Soon after the announcement of the election dates in early September, the daggers were drawn and pitched verbal battles ensued.
Attacking the 'Mahagathbandhan' of JD(U), RJD and Congress, BJP leaders, campaigners and Modi himself often termed the alliance 'Mahathagbandhan' or 'Mahasarthbandhan'.
The war of words was conducted on social media, too, with unflattering hashtags on Facebook and Twitter surfacing along the way.
The members of the grand alliance, in retaliation, often termed BJP the 'Bharatiya Jumla Party', charging that it was fighting the elections on "hollow claims" and "negative campaigns".

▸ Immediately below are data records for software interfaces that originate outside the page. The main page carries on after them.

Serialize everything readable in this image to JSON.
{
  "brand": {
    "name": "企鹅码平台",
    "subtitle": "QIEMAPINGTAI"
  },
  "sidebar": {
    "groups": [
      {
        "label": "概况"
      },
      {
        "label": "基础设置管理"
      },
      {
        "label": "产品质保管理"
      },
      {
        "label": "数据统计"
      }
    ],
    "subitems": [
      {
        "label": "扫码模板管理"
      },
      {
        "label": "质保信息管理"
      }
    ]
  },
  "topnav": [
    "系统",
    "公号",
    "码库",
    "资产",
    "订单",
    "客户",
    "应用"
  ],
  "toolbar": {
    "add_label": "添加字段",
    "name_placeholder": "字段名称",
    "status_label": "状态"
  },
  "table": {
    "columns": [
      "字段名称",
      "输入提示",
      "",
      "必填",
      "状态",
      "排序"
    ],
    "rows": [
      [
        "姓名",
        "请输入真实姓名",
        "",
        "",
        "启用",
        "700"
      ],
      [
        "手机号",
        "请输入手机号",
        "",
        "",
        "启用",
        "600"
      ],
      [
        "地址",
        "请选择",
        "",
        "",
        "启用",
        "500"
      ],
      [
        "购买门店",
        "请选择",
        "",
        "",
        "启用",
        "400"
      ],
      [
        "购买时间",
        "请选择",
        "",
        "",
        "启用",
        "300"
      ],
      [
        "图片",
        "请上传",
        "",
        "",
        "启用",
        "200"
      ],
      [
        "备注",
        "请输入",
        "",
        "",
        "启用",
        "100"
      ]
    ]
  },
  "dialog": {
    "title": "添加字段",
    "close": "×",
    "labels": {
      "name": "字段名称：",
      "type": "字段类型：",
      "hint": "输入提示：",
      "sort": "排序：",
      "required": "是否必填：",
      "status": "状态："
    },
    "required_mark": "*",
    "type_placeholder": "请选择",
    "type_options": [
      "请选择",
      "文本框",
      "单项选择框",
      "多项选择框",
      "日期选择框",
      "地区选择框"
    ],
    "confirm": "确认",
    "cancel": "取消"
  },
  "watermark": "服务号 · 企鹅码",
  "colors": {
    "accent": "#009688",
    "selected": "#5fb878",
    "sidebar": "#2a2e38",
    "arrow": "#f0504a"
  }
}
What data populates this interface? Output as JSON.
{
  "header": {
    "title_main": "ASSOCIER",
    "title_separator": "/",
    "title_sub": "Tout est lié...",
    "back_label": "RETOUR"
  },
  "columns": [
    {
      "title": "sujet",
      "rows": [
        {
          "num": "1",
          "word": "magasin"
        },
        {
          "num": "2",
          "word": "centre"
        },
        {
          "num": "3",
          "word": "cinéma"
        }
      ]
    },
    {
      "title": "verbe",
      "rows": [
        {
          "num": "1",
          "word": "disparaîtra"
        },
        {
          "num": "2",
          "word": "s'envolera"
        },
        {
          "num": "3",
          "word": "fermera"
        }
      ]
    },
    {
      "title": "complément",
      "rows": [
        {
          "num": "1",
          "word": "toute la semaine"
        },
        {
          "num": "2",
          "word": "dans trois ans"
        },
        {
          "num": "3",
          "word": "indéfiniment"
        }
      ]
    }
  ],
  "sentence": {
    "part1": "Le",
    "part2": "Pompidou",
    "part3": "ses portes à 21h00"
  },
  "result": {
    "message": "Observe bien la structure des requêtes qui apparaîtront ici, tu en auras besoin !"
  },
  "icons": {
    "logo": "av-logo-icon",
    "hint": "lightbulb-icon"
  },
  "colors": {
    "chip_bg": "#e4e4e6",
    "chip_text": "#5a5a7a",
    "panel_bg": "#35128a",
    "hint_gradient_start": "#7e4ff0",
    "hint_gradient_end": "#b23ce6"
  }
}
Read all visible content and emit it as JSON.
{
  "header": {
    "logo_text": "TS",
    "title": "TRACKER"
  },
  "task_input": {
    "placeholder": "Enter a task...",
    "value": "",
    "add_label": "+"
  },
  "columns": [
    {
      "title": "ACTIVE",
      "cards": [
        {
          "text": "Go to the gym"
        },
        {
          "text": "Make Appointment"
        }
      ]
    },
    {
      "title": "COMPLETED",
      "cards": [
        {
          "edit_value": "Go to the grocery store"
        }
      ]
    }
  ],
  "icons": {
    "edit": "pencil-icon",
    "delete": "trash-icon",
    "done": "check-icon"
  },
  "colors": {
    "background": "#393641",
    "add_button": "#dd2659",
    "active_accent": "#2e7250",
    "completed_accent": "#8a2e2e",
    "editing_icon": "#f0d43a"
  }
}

As the campaign progressed, in early October, RJD supremo Lalu Prasad and BJP chief and the second-most prominent face in the polls after Modi, Amit Shah, squared off.
While Lalu called him 'narbakshi' in rallies in Patna and Jamui districts, Shah charged that the former Bihar chief minister was 'chara chor' (fodder thief), prompting the Election Commission to step in to maintain a healthy election atmosphere.
And, if Nitish Kumar made the 'Bihari vs Bahari' pitch to woo voters, Modi cleverly played on the 'jungle raj' claims to punch a hole in the opposition.